◆ **What to produce**: Would you repeat the entries beneath, with nothing changed?

◆ **Source data**:
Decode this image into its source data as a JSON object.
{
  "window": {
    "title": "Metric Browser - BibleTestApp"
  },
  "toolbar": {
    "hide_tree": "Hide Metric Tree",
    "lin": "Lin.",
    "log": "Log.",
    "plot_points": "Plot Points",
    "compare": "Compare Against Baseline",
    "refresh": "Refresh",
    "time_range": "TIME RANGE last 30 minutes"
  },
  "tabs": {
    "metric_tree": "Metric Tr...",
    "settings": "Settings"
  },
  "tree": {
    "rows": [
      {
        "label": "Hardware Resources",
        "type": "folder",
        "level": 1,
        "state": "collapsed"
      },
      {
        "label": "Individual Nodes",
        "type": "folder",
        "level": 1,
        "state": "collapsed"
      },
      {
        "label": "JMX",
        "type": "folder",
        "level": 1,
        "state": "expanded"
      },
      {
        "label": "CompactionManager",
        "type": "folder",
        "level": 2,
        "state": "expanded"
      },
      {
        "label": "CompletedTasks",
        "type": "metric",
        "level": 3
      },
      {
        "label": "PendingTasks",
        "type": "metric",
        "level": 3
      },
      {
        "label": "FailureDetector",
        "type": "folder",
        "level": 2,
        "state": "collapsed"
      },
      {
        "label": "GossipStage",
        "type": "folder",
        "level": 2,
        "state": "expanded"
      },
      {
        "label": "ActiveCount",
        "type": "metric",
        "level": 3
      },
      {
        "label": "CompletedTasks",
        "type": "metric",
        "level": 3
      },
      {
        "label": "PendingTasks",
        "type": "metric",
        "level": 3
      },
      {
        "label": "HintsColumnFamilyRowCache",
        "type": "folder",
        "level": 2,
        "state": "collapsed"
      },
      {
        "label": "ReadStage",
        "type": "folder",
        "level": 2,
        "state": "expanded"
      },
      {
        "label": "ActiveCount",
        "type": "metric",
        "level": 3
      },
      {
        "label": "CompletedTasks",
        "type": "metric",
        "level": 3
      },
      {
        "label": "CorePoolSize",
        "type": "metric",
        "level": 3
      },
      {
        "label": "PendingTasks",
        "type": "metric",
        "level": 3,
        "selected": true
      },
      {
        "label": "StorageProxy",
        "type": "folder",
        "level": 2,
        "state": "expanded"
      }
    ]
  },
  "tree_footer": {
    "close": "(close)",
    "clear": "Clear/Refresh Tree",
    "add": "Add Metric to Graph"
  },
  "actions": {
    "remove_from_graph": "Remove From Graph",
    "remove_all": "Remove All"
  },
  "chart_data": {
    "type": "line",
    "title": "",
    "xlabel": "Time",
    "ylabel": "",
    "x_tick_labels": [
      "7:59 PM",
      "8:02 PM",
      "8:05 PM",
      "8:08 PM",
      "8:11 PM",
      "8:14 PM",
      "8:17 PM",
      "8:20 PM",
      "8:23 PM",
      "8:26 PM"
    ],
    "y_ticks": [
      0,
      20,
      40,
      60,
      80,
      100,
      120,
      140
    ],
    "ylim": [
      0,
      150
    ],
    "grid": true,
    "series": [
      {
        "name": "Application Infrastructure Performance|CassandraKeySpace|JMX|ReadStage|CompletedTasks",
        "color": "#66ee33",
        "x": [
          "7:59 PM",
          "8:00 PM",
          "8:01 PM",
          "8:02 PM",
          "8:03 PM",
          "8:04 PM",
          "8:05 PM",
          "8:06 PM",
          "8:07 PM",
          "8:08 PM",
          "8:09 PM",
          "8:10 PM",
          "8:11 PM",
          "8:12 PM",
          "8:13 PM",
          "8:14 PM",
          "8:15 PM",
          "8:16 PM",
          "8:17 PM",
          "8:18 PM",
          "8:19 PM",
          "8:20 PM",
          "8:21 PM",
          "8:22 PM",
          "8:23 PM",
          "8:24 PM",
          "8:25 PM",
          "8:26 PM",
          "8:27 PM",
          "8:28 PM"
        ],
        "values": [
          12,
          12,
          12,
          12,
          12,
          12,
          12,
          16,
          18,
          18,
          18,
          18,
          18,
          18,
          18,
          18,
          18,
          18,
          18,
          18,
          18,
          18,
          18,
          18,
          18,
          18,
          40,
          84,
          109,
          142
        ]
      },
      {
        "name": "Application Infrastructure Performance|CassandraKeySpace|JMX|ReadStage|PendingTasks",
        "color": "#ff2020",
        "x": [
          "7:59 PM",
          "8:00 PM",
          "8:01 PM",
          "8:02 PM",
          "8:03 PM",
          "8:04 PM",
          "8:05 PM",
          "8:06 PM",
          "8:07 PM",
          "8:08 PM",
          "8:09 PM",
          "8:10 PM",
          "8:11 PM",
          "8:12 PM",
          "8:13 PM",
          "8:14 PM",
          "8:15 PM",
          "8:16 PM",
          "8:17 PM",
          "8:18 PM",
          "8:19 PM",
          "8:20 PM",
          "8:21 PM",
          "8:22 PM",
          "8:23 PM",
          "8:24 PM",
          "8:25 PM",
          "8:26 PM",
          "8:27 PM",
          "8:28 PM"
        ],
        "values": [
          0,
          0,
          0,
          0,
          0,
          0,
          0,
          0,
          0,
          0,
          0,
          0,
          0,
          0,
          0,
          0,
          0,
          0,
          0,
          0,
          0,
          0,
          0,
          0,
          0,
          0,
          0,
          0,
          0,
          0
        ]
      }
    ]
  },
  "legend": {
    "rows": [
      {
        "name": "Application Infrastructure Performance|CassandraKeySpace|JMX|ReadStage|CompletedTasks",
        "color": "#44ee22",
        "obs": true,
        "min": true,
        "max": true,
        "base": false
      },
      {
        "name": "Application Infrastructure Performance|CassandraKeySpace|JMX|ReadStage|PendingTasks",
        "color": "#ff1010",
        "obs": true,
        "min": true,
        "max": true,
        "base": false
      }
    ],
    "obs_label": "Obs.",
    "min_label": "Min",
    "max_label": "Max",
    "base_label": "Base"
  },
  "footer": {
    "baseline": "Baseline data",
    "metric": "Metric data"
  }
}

◆ **Written solution**:
Decode this image into its source data as a JSON object.
{
  "window": {
    "title": "Metric Browser - BibleTestApp"
  },
  "toolbar": {
    "hide_tree": "Hide Metric Tree",
    "lin": "Lin.",
    "log": "Log.",
    "plot_points": "Plot Points",
    "compare": "Compare Against Baseline",
    "refresh": "Refresh",
    "time_range": "TIME RANGE last 30 minutes"
  },
  "tabs": {
    "metric_tree": "Metric Tr...",
    "settings": "Settings"
  },
  "tree": {
    "rows": [
      {
        "label": "Hardware Resources",
        "type": "folder",
        "level": 1,
        "state": "collapsed"
      },
      {
        "label": "Individual Nodes",
        "type": "folder",
        "level": 1,
        "state": "collapsed"
      },
      {
        "label": "JMX",
        "type": "folder",
        "level": 1,
        "state": "expanded"
      },
      {
        "label": "CompactionManager",
        "type": "folder",
        "level": 2,
        "state": "expanded"
      },
      {
        "label": "CompletedTasks",
        "type": "metric",
        "level": 3
      },
      {
        "label": "PendingTasks",
        "type": "metric",
        "level": 3
      },
      {
        "label": "FailureDetector",
        "type": "folder",
        "level": 2,
        "state": "collapsed"
      },
      {
        "label": "GossipStage",
        "type": "folder",
        "level": 2,
        "state": "expanded"
      },
      {
        "label": "ActiveCount",
        "type": "metric",
        "level": 3
      },
      {
        "label": "CompletedTasks",
        "type": "metric",
        "level": 3
      },
      {
        "label": "PendingTasks",
        "type": "metric",
        "level": 3
      },
      {
        "label": "HintsColumnFamilyRowCache",
        "type": "folder",
        "level": 2,
        "state": "collapsed"
      },
      {
        "label": "ReadStage",
        "type": "folder",
        "level": 2,
        "state": "expanded"
      },
      {
        "label": "ActiveCount",
        "type": "metric",
        "level": 3
      },
      {
        "label": "CompletedTasks",
        "type": "metric",
        "level": 3
      },
      {
        "label": "CorePoolSize",
        "type": "metric",
        "level": 3
      },
      {
        "label": "PendingTasks",
        "type": "metric",
        "level": 3,
        "selected": true
      },
      {
        "label": "StorageProxy",
        "type": "folder",
        "level": 2,
        "state": "expanded"
      }
    ]
  },
  "tree_footer": {
    "close": "(close)",
    "clear": "Clear/Refresh Tree",
    "add": "Add Metric to Graph"
  },
  "actions": {
    "remove_from_graph": "Remove From Graph",
    "remove_all": "Remove All"
  },
  "chart_data": {
    "type": "line",
    "title": "",
    "xlabel": "Time",
    "ylabel": "",
    "x_tick_labels": [
      "7:59 PM",
      "8:02 PM",
      "8:05 PM",
      "8:08 PM",
      "8:11 PM",
      "8:14 PM",
      "8:17 PM",
      "8:20 PM",
      "8:23 PM",
      "8:26 PM"
    ],
    "y_ticks": [
      0,
      20,
      40,
      60,
      80,
      100,
      120,
      140
    ],
    "ylim": [
      0,
      150
    ],
    "grid": true,
    "series": [
      {
        "name": "Application Infrastructure Performance|CassandraKeySpace|JMX|ReadStage|CompletedTasks",
        "color": "#66ee33",
        "x": [
          "7:59 PM",
          "8:00 PM",
          "8:01 PM",
          "8:02 PM",
          "8:03 PM",
          "8:04 PM",
          "8:05 PM",
          "8:06 PM",
          "8:07 PM",
          "8:08 PM",
          "8:09 PM",
          "8:10 PM",
          "8:11 PM",
          "8:12 PM",
          "8:13 PM",
          "8:14 PM",
          "8:15 PM",
          "8:16 PM",
          "8:17 PM",
          "8:18 PM",
          "8:19 PM",
          "8:20 PM",
          "8:21 PM",
          "8:22 PM",
          "8:23 PM",
          "8:24 PM",
          "8:25 PM",
          "8:26 PM",
          "8:27 PM",
          "8:28 PM"
        ],
        "values": [
          12,
          12,
          12,
          12,
          12,
          12,
          12,
          16,
          18,
          18,
          18,
          18,
          18,
          18,
          18,
          18,
          18,
          18,
          18,
          18,
          18,
          18,
          18,
          18,
          18,
          18,
          40,
          84,
          109,
          142
        ]
      },
      {
        "name": "Application Infrastructure Performance|CassandraKeySpace|JMX|ReadStage|PendingTasks",
        "color": "#ff2020",
        "x": [
          "7:59 PM",
          "8:00 PM",
          "8:01 PM",
          "8:02 PM",
          "8:03 PM",
          "8:04 PM",
          "8:05 PM",
          "8:06 PM",
          "8:07 PM",
          "8:08 PM",
          "8:09 PM",
          "8:10 PM",
          "8:11 PM",
          "8:12 PM",
          "8:13 PM",
          "8:14 PM",
          "8:15 PM",
          "8:16 PM",
          "8:17 PM",
          "8:18 PM",
          "8:19 PM",
          "8:20 PM",
          "8:21 PM",
          "8:22 PM",
          "8:23 PM",
          "8:24 PM",
          "8:25 PM",
          "8:26 PM",
          "8:27 PM",
          "8:28 PM"
        ],
        "values": [
          0,
          0,
          0,
          0,
          0,
          0,
          0,
          0,
          0,
          0,
          0,
          0,
          0,
          0,
          0,
          0,
          0,
          0,
          0,
          0,
          0,
          0,
          0,
          0,
          0,
          0,
          0,
          0,
          0,
          0
        ]
      }
    ]
  },
  "legend": {
    "rows": [
      {
        "name": "Application Infrastructure Performance|CassandraKeySpace|JMX|ReadStage|CompletedTasks",
        "color": "#44ee22",
        "obs": true,
        "min": true,
        "max": true,
        "base": false
      },
      {
        "name": "Application Infrastructure Performance|CassandraKeySpace|JMX|ReadStage|PendingTasks",
        "color": "#ff1010",
        "obs": true,
        "min": true,
        "max": true,
        "base": false
      }
    ],
    "obs_label": "Obs.",
    "min_label": "Min",
    "max_label": "Max",
    "base_label": "Base"
  },
  "footer": {
    "baseline": "Baseline data",
    "metric": "Metric data"
  }
}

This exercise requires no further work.